The appeals court has already accepted the case. Microsoft’s brief claimed "the Supreme Court may well not accept jurisdiction", and sending that the case to the Supreme Court may only delay and complicate the appeals proceedings.
Break-up opposition On June 7, Jackson ruled that Microsoft should be broken in two and accept various business restrictions to counter what he found to be its anti-competitive business practices. Microsoft opposes the break-up order, and the current battle is over the appeals process.
Earlier today, the Court of Appeals issued an order that sets a briefing schedule to consider the issue of whether the business-conduct restrictions imposed by Jackson, against Microsoft, should take effect September 5 as he ordered, or be blocked during the appeals process.
The appeals court agreed to accept Microsoft's June 13 filing, which asked for a delay or "stay" of the conduct remedies, and rejected the Department of Justice's effort to toss out the company's request. The DOJ had described Microsoft's 39-page filing as "premature" and urged the appeals court to step aside while the government tries to move the case directly to the Supreme Court.
Complex issues If Jackson does send the case directly to the Supreme Court, the appeals court agreed to step aside. Some legal observers predict the Supreme Court justices will send the case back to the appeals court so it can sift through the complex issues first.
The appeals court has already agreed to hear the case with seven judges, instead of the usual three, because of its importance.
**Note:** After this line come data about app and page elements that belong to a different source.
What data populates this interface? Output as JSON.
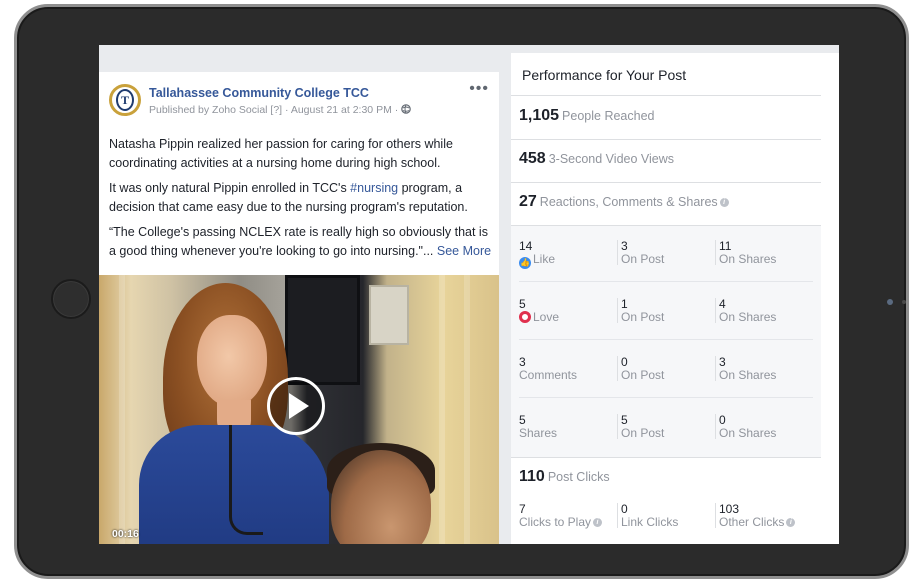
{
  "post": {
    "page_name": "Tallahassee Community College TCC",
    "logo_letter": "T",
    "meta": "Published by Zoho Social [?] · August 21 at 2:30 PM · ",
    "globe_icon": "globe-icon",
    "more_icon": "more-options-icon",
    "paragraph1": "Natasha Pippin realized her passion for caring for others while coordinating activities at a nursing home during high school.",
    "paragraph2_pre": "It was only natural Pippin enrolled in TCC's ",
    "hashtag": "#nursing",
    "paragraph2_post": " program, a decision that came easy due to the nursing program's reputation.",
    "paragraph3": "“The College's passing NCLEX rate is really high so obviously that is a good thing whenever you're looking to go into nursing.\"... ",
    "see_more": "See More",
    "video_duration": "00:16",
    "play_icon": "play-icon"
  },
  "performance": {
    "title": "Performance for Your Post",
    "reached": {
      "value": "1,105",
      "label": "People Reached"
    },
    "video_views": {
      "value": "458",
      "label": "3-Second Video Views"
    },
    "engagement": {
      "value": "27",
      "label": "Reactions, Comments & Shares"
    },
    "breakdown": [
      {
        "total": "14",
        "label": "Like",
        "icon": "like-icon",
        "on_post": "3",
        "on_post_label": "On Post",
        "on_shares": "11",
        "on_shares_label": "On Shares"
      },
      {
        "total": "5",
        "label": "Love",
        "icon": "love-icon",
        "on_post": "1",
        "on_post_label": "On Post",
        "on_shares": "4",
        "on_shares_label": "On Shares"
      },
      {
        "total": "3",
        "label": "Comments",
        "on_post": "0",
        "on_post_label": "On Post",
        "on_shares": "3",
        "on_shares_label": "On Shares"
      },
      {
        "total": "5",
        "label": "Shares",
        "on_post": "5",
        "on_post_label": "On Post",
        "on_shares": "0",
        "on_shares_label": "On Shares"
      }
    ],
    "post_clicks": {
      "value": "110",
      "label": "Post Clicks"
    },
    "clicks": [
      {
        "value": "7",
        "label": "Clicks to Play"
      },
      {
        "value": "0",
        "label": "Link Clicks"
      },
      {
        "value": "103",
        "label": "Other Clicks"
      }
    ],
    "info_glyph": "i"
  },
  "colors": {
    "link": "#365899",
    "like": "#3b8df0",
    "love": "#e0304e",
    "muted": "#90949c"
  }
}
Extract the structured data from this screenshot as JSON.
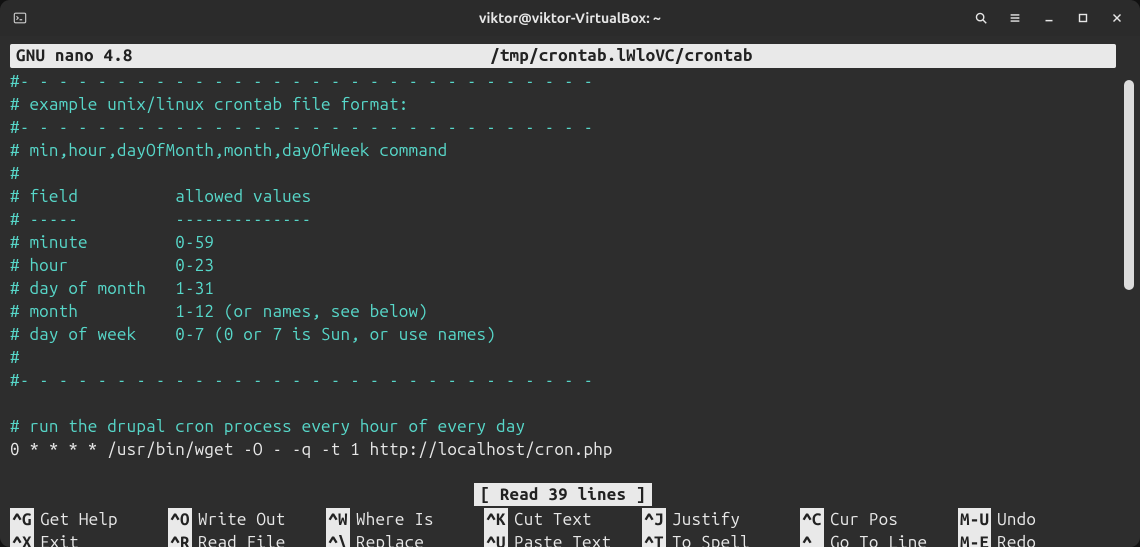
{
  "window": {
    "title": "viktor@viktor-VirtualBox: ~"
  },
  "nano": {
    "version": "GNU  nano  4.8",
    "file": "/tmp/crontab.lWloVC/crontab"
  },
  "lines": [
    {
      "cls": "cyan",
      "text": "#- - - - - - - - - - - - - - - - - - - - - - - - - - - - - -"
    },
    {
      "cls": "cyan",
      "text": "# example unix/linux crontab file format:"
    },
    {
      "cls": "cyan",
      "text": "#- - - - - - - - - - - - - - - - - - - - - - - - - - - - - -"
    },
    {
      "cls": "cyan",
      "text": "# min,hour,dayOfMonth,month,dayOfWeek command"
    },
    {
      "cls": "cyan",
      "text": "#"
    },
    {
      "cls": "cyan",
      "text": "# field          allowed values"
    },
    {
      "cls": "cyan",
      "text": "# -----          --------------"
    },
    {
      "cls": "cyan",
      "text": "# minute         0-59"
    },
    {
      "cls": "cyan",
      "text": "# hour           0-23"
    },
    {
      "cls": "cyan",
      "text": "# day of month   1-31"
    },
    {
      "cls": "cyan",
      "text": "# month          1-12 (or names, see below)"
    },
    {
      "cls": "cyan",
      "text": "# day of week    0-7 (0 or 7 is Sun, or use names)"
    },
    {
      "cls": "cyan",
      "text": "#"
    },
    {
      "cls": "cyan",
      "text": "#- - - - - - - - - - - - - - - - - - - - - - - - - - - - - -"
    },
    {
      "cls": "cyan",
      "text": ""
    },
    {
      "cls": "cyan",
      "text": "# run the drupal cron process every hour of every day"
    },
    {
      "cls": "whitetxt",
      "text": "0 * * * * /usr/bin/wget -O - -q -t 1 http://localhost/cron.php"
    }
  ],
  "status": "[ Read 39 lines ]",
  "shortcuts": {
    "row1": [
      {
        "k": "^G",
        "l": "Get Help"
      },
      {
        "k": "^O",
        "l": "Write Out"
      },
      {
        "k": "^W",
        "l": "Where Is"
      },
      {
        "k": "^K",
        "l": "Cut Text"
      },
      {
        "k": "^J",
        "l": "Justify"
      },
      {
        "k": "^C",
        "l": "Cur Pos"
      },
      {
        "k": "M-U",
        "l": "Undo"
      }
    ],
    "row2": [
      {
        "k": "^X",
        "l": "Exit"
      },
      {
        "k": "^R",
        "l": "Read File"
      },
      {
        "k": "^\\",
        "l": "Replace"
      },
      {
        "k": "^U",
        "l": "Paste Text"
      },
      {
        "k": "^T",
        "l": "To Spell"
      },
      {
        "k": "^_",
        "l": "Go To Line"
      },
      {
        "k": "M-E",
        "l": "Redo"
      }
    ]
  }
}
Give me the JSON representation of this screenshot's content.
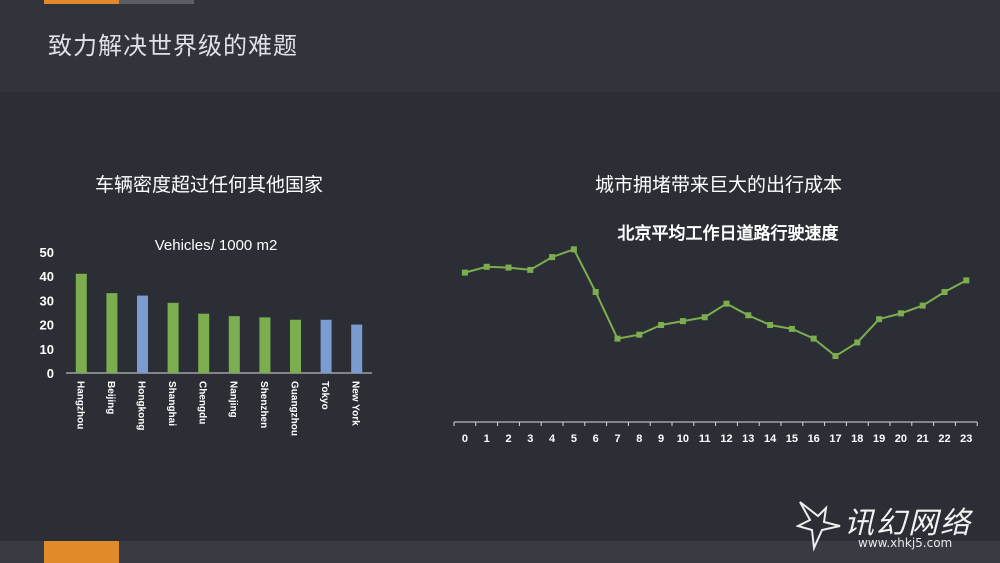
{
  "slide": {
    "title": "致力解决世界级的难题"
  },
  "left_panel": {
    "title": "车辆密度超过任何其他国家"
  },
  "right_panel": {
    "title": "城市拥堵带来巨大的出行成本"
  },
  "chart_data": [
    {
      "type": "bar",
      "title": "Vehicles/ 1000 m2",
      "categories": [
        "Hangzhou",
        "Beijing",
        "Hongkong",
        "Shanghai",
        "Chengdu",
        "Nanjing",
        "Shenzhen",
        "Guangzhou",
        "Tokyo",
        "New York"
      ],
      "values": [
        41,
        33,
        32,
        29,
        24.5,
        23.5,
        23,
        22,
        22,
        20
      ],
      "colors": [
        "#7cad4f",
        "#7cad4f",
        "#7b9cd0",
        "#7cad4f",
        "#7cad4f",
        "#7cad4f",
        "#7cad4f",
        "#7cad4f",
        "#7b9cd0",
        "#7b9cd0"
      ],
      "ylim": [
        0,
        50
      ],
      "yticks": [
        0,
        10,
        20,
        30,
        40,
        50
      ],
      "grid": false
    },
    {
      "type": "line",
      "title": "北京平均工作日道路行驶速度",
      "x": [
        0,
        1,
        2,
        3,
        4,
        5,
        6,
        7,
        8,
        9,
        10,
        11,
        12,
        13,
        14,
        15,
        16,
        17,
        18,
        19,
        20,
        21,
        22,
        23
      ],
      "y": [
        33.5,
        35,
        34.8,
        34.2,
        37.5,
        39.5,
        28.5,
        16.5,
        17.5,
        20,
        21,
        22,
        25.5,
        22.5,
        20,
        19,
        16.5,
        12,
        15.5,
        21.5,
        23,
        25,
        28.5,
        31.5
      ],
      "color": "#7cad4f",
      "ylim": [
        -5,
        45
      ],
      "grid": false
    }
  ],
  "watermark": {
    "text": "讯幻网络",
    "url": "www.xhkj5.com"
  }
}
Arlen Langvardt, a professor of business law at Indiana University, said: "The Supreme Court might be a little less inclined to agree to take the case if it thinks that seven judges from the Court of Appeals would be hearing it."
Bill Neukom, Microsoft's executive vice president for law and corporate affairs, maintains that the appeals court is the next logical step for the case. He said: "In the past 26 years, only two cases have bypassed the appeals court and gone directly to the US Supreme Court, both of those cases involved very narrow issues of law, and the parties were united in seeking immediate US Supreme Court review."